## Requirement
Give the records again exactly. Pictures do not belong in the copy.

Data for the task below:

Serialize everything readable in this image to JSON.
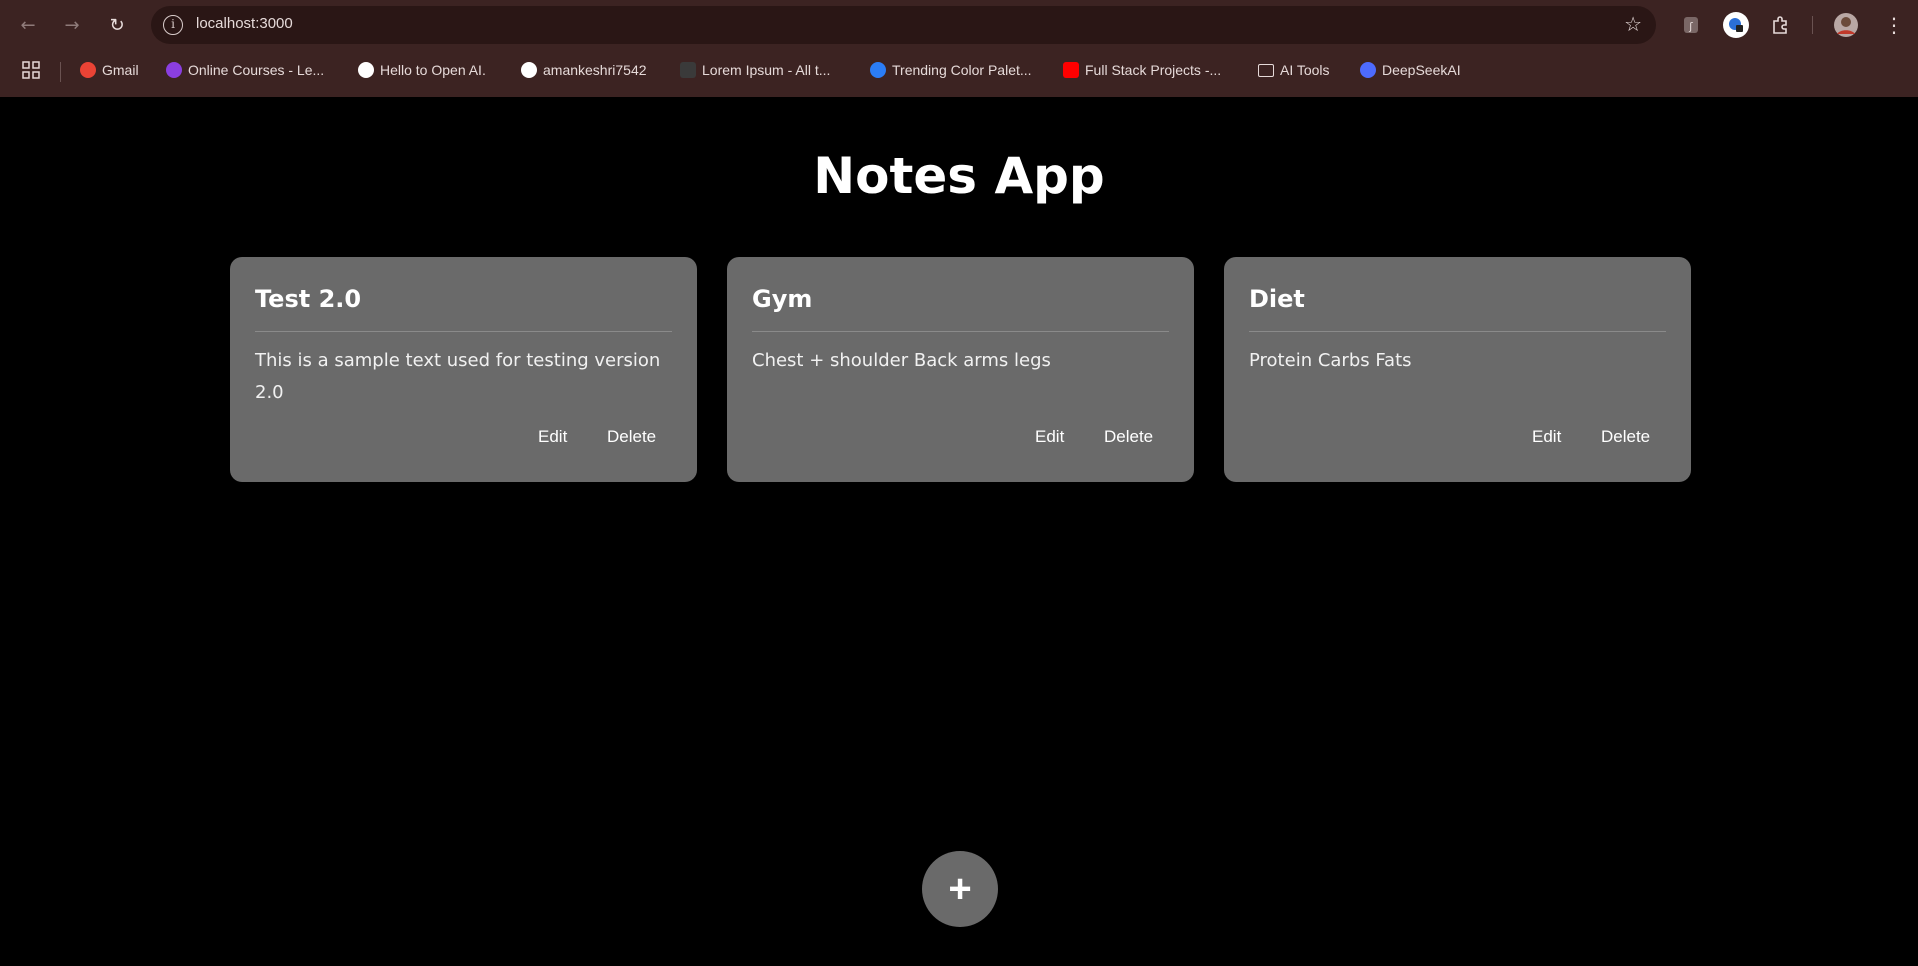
{
  "browser": {
    "url": "localhost:3000",
    "bookmarks": [
      {
        "label": "Gmail",
        "icon": "gmail-icon",
        "color": "#ea4335"
      },
      {
        "label": "Online Courses - Le...",
        "icon": "courses-icon",
        "color": "#8a3ee0"
      },
      {
        "label": "Hello to Open AI.",
        "icon": "openai-icon",
        "color": "#ffffff"
      },
      {
        "label": "amankeshri7542",
        "icon": "github-icon",
        "color": "#ffffff"
      },
      {
        "label": "Lorem Ipsum - All t...",
        "icon": "lorem-icon",
        "color": "#3a3a3a"
      },
      {
        "label": "Trending Color Palet...",
        "icon": "coolors-icon",
        "color": "#2b7df6"
      },
      {
        "label": "Full Stack Projects -...",
        "icon": "youtube-icon",
        "color": "#ff0000"
      },
      {
        "label": "AI Tools",
        "icon": "folder-icon",
        "color": "#e6dad9"
      },
      {
        "label": "DeepSeekAI",
        "icon": "deepseek-icon",
        "color": "#4d6bfe"
      }
    ]
  },
  "app": {
    "title": "Notes App",
    "notes": [
      {
        "title": "Test 2.0",
        "body": "This is a sample text used for testing version 2.0",
        "edit_label": "Edit",
        "delete_label": "Delete"
      },
      {
        "title": "Gym",
        "body": "Chest + shoulder Back arms legs",
        "edit_label": "Edit",
        "delete_label": "Delete"
      },
      {
        "title": "Diet",
        "body": "Protein Carbs Fats",
        "edit_label": "Edit",
        "delete_label": "Delete"
      }
    ],
    "add_label": "+"
  },
  "colors": {
    "page_bg": "#000000",
    "card_bg": "#6a6a6a",
    "browser_chrome": "#3c2322"
  }
}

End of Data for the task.

## Response
Serialize everything readable in this image to JSON.
{
  "browser": {
    "url": "localhost:3000",
    "bookmarks": [
      {
        "label": "Gmail",
        "icon": "gmail-icon",
        "color": "#ea4335"
      },
      {
        "label": "Online Courses - Le...",
        "icon": "courses-icon",
        "color": "#8a3ee0"
      },
      {
        "label": "Hello to Open AI.",
        "icon": "openai-icon",
        "color": "#ffffff"
      },
      {
        "label": "amankeshri7542",
        "icon": "github-icon",
        "color": "#ffffff"
      },
      {
        "label": "Lorem Ipsum - All t...",
        "icon": "lorem-icon",
        "color": "#3a3a3a"
      },
      {
        "label": "Trending Color Palet...",
        "icon": "coolors-icon",
        "color": "#2b7df6"
      },
      {
        "label": "Full Stack Projects -...",
        "icon": "youtube-icon",
        "color": "#ff0000"
      },
      {
        "label": "AI Tools",
        "icon": "folder-icon",
        "color": "#e6dad9"
      },
      {
        "label": "DeepSeekAI",
        "icon": "deepseek-icon",
        "color": "#4d6bfe"
      }
    ]
  },
  "app": {
    "title": "Notes App",
    "notes": [
      {
        "title": "Test 2.0",
        "body": "This is a sample text used for testing version 2.0",
        "edit_label": "Edit",
        "delete_label": "Delete"
      },
      {
        "title": "Gym",
        "body": "Chest + shoulder Back arms legs",
        "edit_label": "Edit",
        "delete_label": "Delete"
      },
      {
        "title": "Diet",
        "body": "Protein Carbs Fats",
        "edit_label": "Edit",
        "delete_label": "Delete"
      }
    ],
    "add_label": "+"
  },
  "colors": {
    "page_bg": "#000000",
    "card_bg": "#6a6a6a",
    "browser_chrome": "#3c2322"
  }
}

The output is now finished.